Review: Salt (2010) TH
Who needs pepper when you've got Salt?
Usher in another super-trained movie like "The Bourne Identity," where the action is constant, over the top and swiftly moves from one kinetic reflex to the other with only a fraction of a second to think in between.
Agent Salt (Jolie) works for the C.I.A. On her way out of a day's work with home life on her mind, a Russian defector walks in. Salt approaches with arms crossed while he's tested with high tech lie detectors and sophisticated fact checks. Without sending off any red flags, he tells a story about an elaborate training program designed to infiltrate the U.S. with Russian spies. It started with the assassination Kennedy, though this time the goal is to take out the Russian president. Is this guy loopy or just stuck in the Cold War days, or what? At the close, he names Evelyn Salt, his interrogator, as the spy. Her boss Ted (Liev Schreiber) vouches for her innocence, while the other head-honcho Peabody (Chiwetel Ejiofor) plays it by the book and wants her in custody till things are cleared up. She can't get ahold of her loving husband Mike--a German national who got her out of a rut in North Korea two years earlier--and makes a break for it and goes on the run like "The Fugitive" meets a female version of "XXX."
The action happens like a linear videogame as it feels rehearsed and formulaic, than being unpredictable and truly challenging. Salt has an uncannily high level of intuition to the point of being God-like instead of some hundred-something-pound person made out of flesh and blood. She'll easily jump on and off high speeding trucks on the highway like she's Spider-Woman or her bones are grafted from steel. Taking an early leave off a moving subway train isn't a stretch, neither is getting into multiple car accidents without being the least bit phased. You're supposed to suspend your disbelief because they flash some credentials on a computer screen and talk about past training. It does have a constant traction forward with a thriller-like pacing as something is always at her disposal to use or manipulate.

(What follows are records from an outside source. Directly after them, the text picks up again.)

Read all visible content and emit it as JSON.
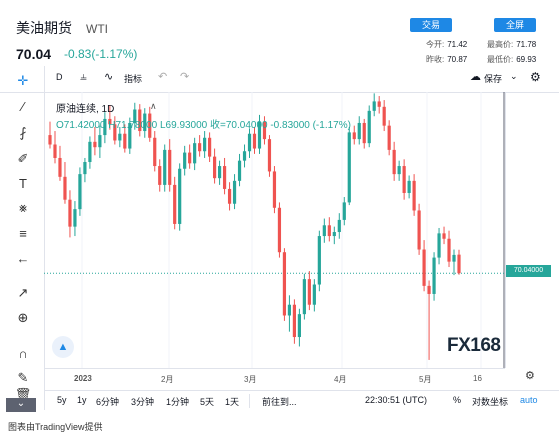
{
  "header": {
    "title": "美油期货",
    "symbol": "WTI",
    "price": "70.04",
    "change": "-0.83(-1.17%)",
    "trade_button": "交易",
    "fullscreen_button": "全屏",
    "stats": {
      "open_label": "今开:",
      "open": "71.42",
      "high_label": "最高价:",
      "high": "71.78",
      "prev_close_label": "昨收:",
      "prev_close": "70.87",
      "low_label": "最低价:",
      "low": "69.93"
    }
  },
  "toolbar": {
    "interval": "D",
    "indicators_label": "指标",
    "save_label": "保存"
  },
  "legend": {
    "name": "原油连续, 1D",
    "ohlc": "O71.42000  H71.78000  L69.93000  收=70.04000  -0.83000  (-1.17%)"
  },
  "bottombar": {
    "ranges": [
      "5y",
      "1y",
      "6分钟",
      "3分钟",
      "1分钟",
      "5天",
      "1天"
    ],
    "goto": "前往到...",
    "clock": "22:30:51 (UTC)",
    "percent": "%",
    "log_label": "对数坐标",
    "auto_label": "auto"
  },
  "footer": "图表由TradingView提供",
  "watermark": "FX168",
  "colors": {
    "up": "#26a69a",
    "down": "#ef5350",
    "accent": "#1e88e5"
  },
  "chart_data": {
    "type": "candlestick",
    "title": "原油连续, 1D",
    "x_tick_labels": [
      "2023",
      "2月",
      "3月",
      "4月",
      "5月",
      "16"
    ],
    "last_price_label": "70.04000",
    "ylim": [
      63,
      83.5
    ],
    "candles": [
      {
        "o": 80.3,
        "h": 81.3,
        "l": 79.3,
        "c": 79.6
      },
      {
        "o": 79.6,
        "h": 80.6,
        "l": 78.2,
        "c": 78.6
      },
      {
        "o": 78.6,
        "h": 79.5,
        "l": 76.9,
        "c": 77.2
      },
      {
        "o": 77.2,
        "h": 78.3,
        "l": 75.2,
        "c": 75.5
      },
      {
        "o": 75.5,
        "h": 76.2,
        "l": 72.7,
        "c": 73.5
      },
      {
        "o": 73.5,
        "h": 75.4,
        "l": 72.8,
        "c": 74.8
      },
      {
        "o": 74.8,
        "h": 77.9,
        "l": 74.3,
        "c": 77.4
      },
      {
        "o": 77.4,
        "h": 78.6,
        "l": 76.8,
        "c": 78.3
      },
      {
        "o": 78.3,
        "h": 80.2,
        "l": 77.8,
        "c": 79.8
      },
      {
        "o": 79.8,
        "h": 80.9,
        "l": 78.8,
        "c": 79.4
      },
      {
        "o": 79.4,
        "h": 81.0,
        "l": 78.6,
        "c": 80.3
      },
      {
        "o": 80.3,
        "h": 82.0,
        "l": 79.7,
        "c": 81.5
      },
      {
        "o": 81.5,
        "h": 82.5,
        "l": 80.7,
        "c": 81.1
      },
      {
        "o": 81.1,
        "h": 81.7,
        "l": 79.6,
        "c": 79.9
      },
      {
        "o": 79.9,
        "h": 80.9,
        "l": 79.4,
        "c": 80.4
      },
      {
        "o": 80.4,
        "h": 81.1,
        "l": 79.0,
        "c": 79.3
      },
      {
        "o": 79.3,
        "h": 81.6,
        "l": 78.9,
        "c": 81.2
      },
      {
        "o": 81.2,
        "h": 82.7,
        "l": 80.7,
        "c": 82.2
      },
      {
        "o": 82.2,
        "h": 82.6,
        "l": 80.2,
        "c": 80.6
      },
      {
        "o": 80.6,
        "h": 82.3,
        "l": 80.1,
        "c": 81.9
      },
      {
        "o": 81.9,
        "h": 82.4,
        "l": 79.8,
        "c": 80.1
      },
      {
        "o": 80.1,
        "h": 80.6,
        "l": 77.6,
        "c": 78.0
      },
      {
        "o": 78.0,
        "h": 78.5,
        "l": 76.1,
        "c": 76.6
      },
      {
        "o": 76.6,
        "h": 79.6,
        "l": 76.1,
        "c": 79.2
      },
      {
        "o": 79.2,
        "h": 80.0,
        "l": 76.1,
        "c": 76.6
      },
      {
        "o": 76.6,
        "h": 77.2,
        "l": 73.3,
        "c": 73.7
      },
      {
        "o": 73.7,
        "h": 78.2,
        "l": 73.2,
        "c": 77.8
      },
      {
        "o": 77.8,
        "h": 79.5,
        "l": 77.3,
        "c": 79.0
      },
      {
        "o": 79.0,
        "h": 79.6,
        "l": 77.8,
        "c": 78.2
      },
      {
        "o": 78.2,
        "h": 80.1,
        "l": 77.7,
        "c": 79.7
      },
      {
        "o": 79.7,
        "h": 80.3,
        "l": 78.7,
        "c": 79.1
      },
      {
        "o": 79.1,
        "h": 80.6,
        "l": 78.6,
        "c": 80.1
      },
      {
        "o": 80.1,
        "h": 80.5,
        "l": 78.3,
        "c": 78.7
      },
      {
        "o": 78.7,
        "h": 79.3,
        "l": 76.7,
        "c": 77.1
      },
      {
        "o": 77.1,
        "h": 78.4,
        "l": 76.6,
        "c": 78.0
      },
      {
        "o": 78.0,
        "h": 78.6,
        "l": 75.9,
        "c": 76.3
      },
      {
        "o": 76.3,
        "h": 76.8,
        "l": 74.7,
        "c": 75.2
      },
      {
        "o": 75.2,
        "h": 77.4,
        "l": 74.8,
        "c": 76.9
      },
      {
        "o": 76.9,
        "h": 78.9,
        "l": 76.5,
        "c": 78.4
      },
      {
        "o": 78.4,
        "h": 79.6,
        "l": 77.9,
        "c": 79.1
      },
      {
        "o": 79.1,
        "h": 80.8,
        "l": 78.6,
        "c": 80.4
      },
      {
        "o": 80.4,
        "h": 80.9,
        "l": 78.9,
        "c": 79.3
      },
      {
        "o": 79.3,
        "h": 81.8,
        "l": 78.9,
        "c": 81.3
      },
      {
        "o": 81.3,
        "h": 81.7,
        "l": 79.6,
        "c": 80.0
      },
      {
        "o": 80.0,
        "h": 80.3,
        "l": 77.2,
        "c": 77.6
      },
      {
        "o": 77.6,
        "h": 78.0,
        "l": 74.5,
        "c": 74.9
      },
      {
        "o": 74.9,
        "h": 75.3,
        "l": 71.2,
        "c": 71.6
      },
      {
        "o": 71.6,
        "h": 71.9,
        "l": 66.5,
        "c": 66.9
      },
      {
        "o": 66.9,
        "h": 68.4,
        "l": 65.7,
        "c": 67.7
      },
      {
        "o": 67.7,
        "h": 68.1,
        "l": 64.8,
        "c": 65.3
      },
      {
        "o": 65.3,
        "h": 67.4,
        "l": 64.6,
        "c": 67.0
      },
      {
        "o": 67.0,
        "h": 70.0,
        "l": 66.6,
        "c": 69.6
      },
      {
        "o": 69.6,
        "h": 70.2,
        "l": 67.3,
        "c": 67.7
      },
      {
        "o": 67.7,
        "h": 69.6,
        "l": 67.2,
        "c": 69.2
      },
      {
        "o": 69.2,
        "h": 73.2,
        "l": 68.7,
        "c": 72.8
      },
      {
        "o": 72.8,
        "h": 74.1,
        "l": 72.3,
        "c": 73.6
      },
      {
        "o": 73.6,
        "h": 74.2,
        "l": 72.4,
        "c": 72.8
      },
      {
        "o": 72.8,
        "h": 73.5,
        "l": 72.2,
        "c": 73.1
      },
      {
        "o": 73.1,
        "h": 74.5,
        "l": 72.6,
        "c": 74.0
      },
      {
        "o": 74.0,
        "h": 75.7,
        "l": 73.6,
        "c": 75.3
      },
      {
        "o": 75.3,
        "h": 80.9,
        "l": 75.1,
        "c": 80.5
      },
      {
        "o": 80.5,
        "h": 81.0,
        "l": 79.6,
        "c": 80.0
      },
      {
        "o": 80.0,
        "h": 81.7,
        "l": 79.6,
        "c": 81.2
      },
      {
        "o": 81.2,
        "h": 81.5,
        "l": 79.3,
        "c": 79.7
      },
      {
        "o": 79.7,
        "h": 82.5,
        "l": 79.4,
        "c": 82.1
      },
      {
        "o": 82.1,
        "h": 83.4,
        "l": 81.7,
        "c": 82.8
      },
      {
        "o": 82.8,
        "h": 83.2,
        "l": 81.9,
        "c": 82.4
      },
      {
        "o": 82.4,
        "h": 82.9,
        "l": 80.6,
        "c": 81.0
      },
      {
        "o": 81.0,
        "h": 81.4,
        "l": 78.8,
        "c": 79.2
      },
      {
        "o": 79.2,
        "h": 79.8,
        "l": 76.9,
        "c": 77.4
      },
      {
        "o": 77.4,
        "h": 78.4,
        "l": 76.9,
        "c": 78.0
      },
      {
        "o": 78.0,
        "h": 78.5,
        "l": 75.5,
        "c": 76.0
      },
      {
        "o": 76.0,
        "h": 77.3,
        "l": 75.6,
        "c": 76.9
      },
      {
        "o": 76.9,
        "h": 77.4,
        "l": 74.3,
        "c": 74.7
      },
      {
        "o": 74.7,
        "h": 75.2,
        "l": 71.4,
        "c": 71.8
      },
      {
        "o": 71.8,
        "h": 72.5,
        "l": 68.7,
        "c": 69.1
      },
      {
        "o": 69.1,
        "h": 69.5,
        "l": 63.6,
        "c": 68.5
      },
      {
        "o": 68.5,
        "h": 71.6,
        "l": 68.0,
        "c": 71.2
      },
      {
        "o": 71.2,
        "h": 73.4,
        "l": 70.7,
        "c": 73.0
      },
      {
        "o": 73.0,
        "h": 73.5,
        "l": 72.2,
        "c": 72.6
      },
      {
        "o": 72.6,
        "h": 73.2,
        "l": 70.5,
        "c": 70.9
      },
      {
        "o": 70.9,
        "h": 71.8,
        "l": 69.9,
        "c": 71.4
      },
      {
        "o": 71.42,
        "h": 71.78,
        "l": 69.93,
        "c": 70.04
      }
    ]
  }
}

Salt's time on the run gets deeper and deeper and more and more conspiratorial. Tables get turned, traitors become uncovered and human lives are mowed through like freshly cut grass. Where audiences thought "The Hunt for Red October" was the last of its kind, we get pretty a spy popping up in real-life news stories after getting caught in the millennium. Though unintentional to capitalizing on the newly found panic, this picture never lets up from being a movie, one that's all about cinematic entertainment at its most primal element, enough to add twists and turns without confusion as the script could probably be read in a single visit to the loo. Getting the viewer to think is only incidental and not necessarily a direct result as everything is already laid out with suspenseful music, fast paced setups and quick edits; half the time Jolie puts on a stone-faced expression and the other is more exciting when she lets loose with a grimace. A large portion of the action in "Salt" is like a piece of toast that's smoothed over with butter but missing the crunch. As exaggerated as it is, the showdown it built up to was definitely a clencher and kept the thrills consistent to the very end instead of coping out with a typical wrapped-up Hollywood finish.
Director: Phillip Noyce (Patriot Games, The Bone Collector, Catch a Fire)
Starring: Angelina Jolie, Liev Schreiber, Chiwetel Ejiofor